Grilled Sausage and Omlette

Cuisine: American

Cook Time: 20 Minutes

Serves: 1

Can’t think of what to make for breakfast? Keep it simple. Grilled sausages and a nice fresh omelet make for a delicious, balanced meal for the most important meal of the day. 

  • Sausages - 2 (based on your preference; we recommend bratwurst)
  • Eggs - 2, large
  • Cheddar cheese - ¼ cup
  • Chives - 2 tablespoons, chopped
  • Black pepper to taste
  • Salt to taste

A Classic Breakfast to Start Your Day

  1. Fire up your grill. Poke holes all over the sausages using a toothpick or fork. Place them on the grill, turning them over occasionally. Cook for 10-15 minutes. 
  2. In the meantime, beat the eggs, and add salt and pepper. 
  3. Heat a skillet on medium heat, and melt the butter. Pour the eggs in, and tilt the pan till the eggs cover the pan’s surface. 
  4. Once the bottom of the omelet begins to set, sprinkle the cheese and chives on one side of the omelet. 
  5. Fold the other half of the omelet onto the cheesy side using a spatula. Slide it onto your plate, sprinkle some chopped chives on top, and serve with the sausages on the side. 

Chef Tip: Separate the eggs and beat the whites and yolks separately for a fluffy omelet. Beat the whites until they form soft peaks. Add a dash of paprika or red pepper flakes if you like a little spice. 

With this quick and easy grilled sausage and omelet recipe, you can whip up a delicious breakfast in 20 minutes. Share this easy breakfast recipe with your friends! 

Quick Bites

Fun Fact

• Did you know even Napoleon Bonaparte was a fan of the omelette? Legend has it that when Napoleon Bonaparte and his army were travelling by a small village in France, a local resident served him an omelette.

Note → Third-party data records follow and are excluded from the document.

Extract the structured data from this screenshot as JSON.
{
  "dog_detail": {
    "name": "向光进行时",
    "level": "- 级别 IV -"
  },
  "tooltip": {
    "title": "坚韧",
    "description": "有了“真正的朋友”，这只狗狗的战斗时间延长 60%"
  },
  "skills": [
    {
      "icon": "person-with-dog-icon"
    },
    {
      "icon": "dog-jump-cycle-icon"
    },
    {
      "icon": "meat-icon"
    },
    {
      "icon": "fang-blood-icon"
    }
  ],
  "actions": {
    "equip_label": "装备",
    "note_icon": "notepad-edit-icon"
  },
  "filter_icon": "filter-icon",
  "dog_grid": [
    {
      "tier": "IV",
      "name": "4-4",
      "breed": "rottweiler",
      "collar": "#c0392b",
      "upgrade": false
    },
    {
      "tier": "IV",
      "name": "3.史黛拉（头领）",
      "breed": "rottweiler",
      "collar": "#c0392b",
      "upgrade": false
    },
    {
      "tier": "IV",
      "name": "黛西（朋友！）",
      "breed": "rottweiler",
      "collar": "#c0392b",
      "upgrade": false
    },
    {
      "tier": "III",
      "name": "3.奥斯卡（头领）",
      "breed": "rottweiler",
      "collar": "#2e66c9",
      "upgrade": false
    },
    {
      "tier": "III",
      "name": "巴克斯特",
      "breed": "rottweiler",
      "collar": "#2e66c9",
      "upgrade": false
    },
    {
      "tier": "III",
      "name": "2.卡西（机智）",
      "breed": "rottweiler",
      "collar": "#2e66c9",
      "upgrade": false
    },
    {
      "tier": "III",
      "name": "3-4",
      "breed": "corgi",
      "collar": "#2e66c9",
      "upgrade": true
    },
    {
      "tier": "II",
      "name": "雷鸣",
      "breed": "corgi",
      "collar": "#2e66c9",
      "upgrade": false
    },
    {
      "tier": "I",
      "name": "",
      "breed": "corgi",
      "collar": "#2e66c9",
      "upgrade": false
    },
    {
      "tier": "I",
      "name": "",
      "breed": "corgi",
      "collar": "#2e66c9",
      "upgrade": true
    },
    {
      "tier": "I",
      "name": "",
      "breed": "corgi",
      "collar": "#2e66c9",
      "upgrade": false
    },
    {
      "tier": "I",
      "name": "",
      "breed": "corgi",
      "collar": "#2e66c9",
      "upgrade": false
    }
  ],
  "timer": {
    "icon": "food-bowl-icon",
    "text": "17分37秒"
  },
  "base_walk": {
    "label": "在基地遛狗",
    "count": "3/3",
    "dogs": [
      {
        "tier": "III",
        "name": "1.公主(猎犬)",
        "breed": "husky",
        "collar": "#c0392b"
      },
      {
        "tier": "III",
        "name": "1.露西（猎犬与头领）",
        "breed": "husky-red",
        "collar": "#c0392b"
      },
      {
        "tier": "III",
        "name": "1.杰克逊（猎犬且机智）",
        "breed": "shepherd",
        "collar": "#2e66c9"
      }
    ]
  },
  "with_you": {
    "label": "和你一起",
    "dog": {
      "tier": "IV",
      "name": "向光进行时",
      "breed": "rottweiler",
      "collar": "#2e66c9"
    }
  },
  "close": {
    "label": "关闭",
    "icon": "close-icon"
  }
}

• And he was so impressed by it that the next day he gathered all the eggs in the town so his whole army could enjoy the omelette. 

Historical Fact

• The earliest mention of an omelette was in a French cooking publication, Cuisine Bourgeoisie in the late 17th century.

• The most popular belief suggests that the word “omelette” was derived from the French word “amelette” which means “blade”, this is because of the shape of the omelette when folded in half. Despite the documentation of the name, the origin of the recipe of omelette is unknown with some historians crediting its creation to Ancient Romans.

Nutrition Fact

• It has selenium which prevents cancer, it maintains strong bones, is believed to be a great stress reliever, also it helps get rid of bad bacteria and virus and improves immunity.

• Despite high proteins in sausages, it is best consumed in moderation as it is processed meat.